Drive by Press perfected its formula for printing onto various cotton-based textiles by collaborating with Gamblin Artist’s Colors to create Drive by Black Textile Relief Ink. It’s the first and only ink formulated specifically for printing woodblocks onto textiles. It’s handmade in Gamblin’s Portland, Oregon, factory and formulated for even coverage (for rich darks), quick drying time and color fastness. The end result is artist-grade permanence and color.
Drive by Black Textile Ink is part of Gamblin’s assortment of Relief Inks formulated for a range of techniques including woodblock, linocut, monotype and Solarplate. They’re bound in high-quality Burnt Plate Oil and contain the right amount of stiffness and tack to hold fine detail, while spreading evenly on blocks or plates.

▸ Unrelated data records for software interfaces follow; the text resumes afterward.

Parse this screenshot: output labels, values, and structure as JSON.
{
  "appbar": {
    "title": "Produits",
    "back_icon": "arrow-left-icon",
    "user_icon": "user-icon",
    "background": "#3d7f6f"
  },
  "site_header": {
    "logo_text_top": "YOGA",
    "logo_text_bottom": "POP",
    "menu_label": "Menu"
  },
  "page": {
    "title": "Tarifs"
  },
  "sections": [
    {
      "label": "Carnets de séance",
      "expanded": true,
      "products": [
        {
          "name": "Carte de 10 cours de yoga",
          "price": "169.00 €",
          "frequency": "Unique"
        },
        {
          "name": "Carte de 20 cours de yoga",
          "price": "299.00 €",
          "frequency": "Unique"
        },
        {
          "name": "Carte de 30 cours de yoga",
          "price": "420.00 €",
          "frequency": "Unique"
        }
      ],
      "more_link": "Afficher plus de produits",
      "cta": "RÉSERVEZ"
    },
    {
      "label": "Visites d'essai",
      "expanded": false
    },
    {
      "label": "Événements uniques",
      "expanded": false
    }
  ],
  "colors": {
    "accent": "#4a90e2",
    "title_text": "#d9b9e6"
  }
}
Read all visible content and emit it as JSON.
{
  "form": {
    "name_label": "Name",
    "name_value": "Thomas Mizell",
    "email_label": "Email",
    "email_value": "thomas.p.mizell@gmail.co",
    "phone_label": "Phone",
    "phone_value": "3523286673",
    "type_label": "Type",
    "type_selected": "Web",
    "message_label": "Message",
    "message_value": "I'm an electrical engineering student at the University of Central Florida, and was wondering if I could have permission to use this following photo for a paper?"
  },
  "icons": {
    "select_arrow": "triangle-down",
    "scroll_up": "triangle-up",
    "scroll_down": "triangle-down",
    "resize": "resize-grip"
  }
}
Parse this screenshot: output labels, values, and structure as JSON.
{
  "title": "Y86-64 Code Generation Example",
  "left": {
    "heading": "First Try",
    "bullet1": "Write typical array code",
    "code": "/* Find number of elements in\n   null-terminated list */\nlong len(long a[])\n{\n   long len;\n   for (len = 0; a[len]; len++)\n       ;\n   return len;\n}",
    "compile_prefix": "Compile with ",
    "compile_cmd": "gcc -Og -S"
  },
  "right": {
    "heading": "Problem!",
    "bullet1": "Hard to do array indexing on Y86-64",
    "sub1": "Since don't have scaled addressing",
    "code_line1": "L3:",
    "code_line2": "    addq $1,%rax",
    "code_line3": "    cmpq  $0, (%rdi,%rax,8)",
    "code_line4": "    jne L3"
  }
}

The Drive by Press crew is made up of artists and printmakers who travel across the country from studios in Brooklyn and Los Angeles with a 14th-century-style press bed loaded into a 21st-century vehicle. People participate in the printing process through “press-on-wheels” parties and promotional events at rock concerts, outdoor festivals, universities and exhibitions like Art Basel and the Chicago Art Fair.
In 10 years, Drive by Press has logged more than 450,000 miles and created at least 50,000 pieces of wearable art. “The results speak for themselves,” say the printmakers. “Our apparel is one-of-a-kind in a world where things frequently look the same.”
“Artists can now take their unique designs out of the sketchbook and into their wardrobe,” says Cecilia Mignon Hamlin, printmaking specialist at Gamblin. “Through the marriage of fine art printmaking and DIY t-shirt printing, artists are realizing how accessible it is to personalize apparel in their own homes or studios.
“All they need is a block, a cotton t-shirt, a rolling pin and some ink,” she adds. “Taking textile printing out of a factory is not as daunting as one would think.”
“Gamblin developed its first etching ink in 1996, alongside local printmakers who had a need for fine, art-quality ink with more color intensity and sensitivity to detail,” says Mignon. “That collaborative development, in which every test batch was printed and critiqued by local studios, is how Gamblin develops its printmaking products to this day. The printmaking inks are produced with the same respect for traditional materials as are our oil colors. The two share many characteristics, including strong pigmentation and high-quality oil binders.”
In fact, inks are manufactured in a similar way to oils, Mignon added. “They are mixed in small batches until the oil and pigment are smooth, then milled together on a three-part roller. The process brings them to their full color impact and working consistencies.”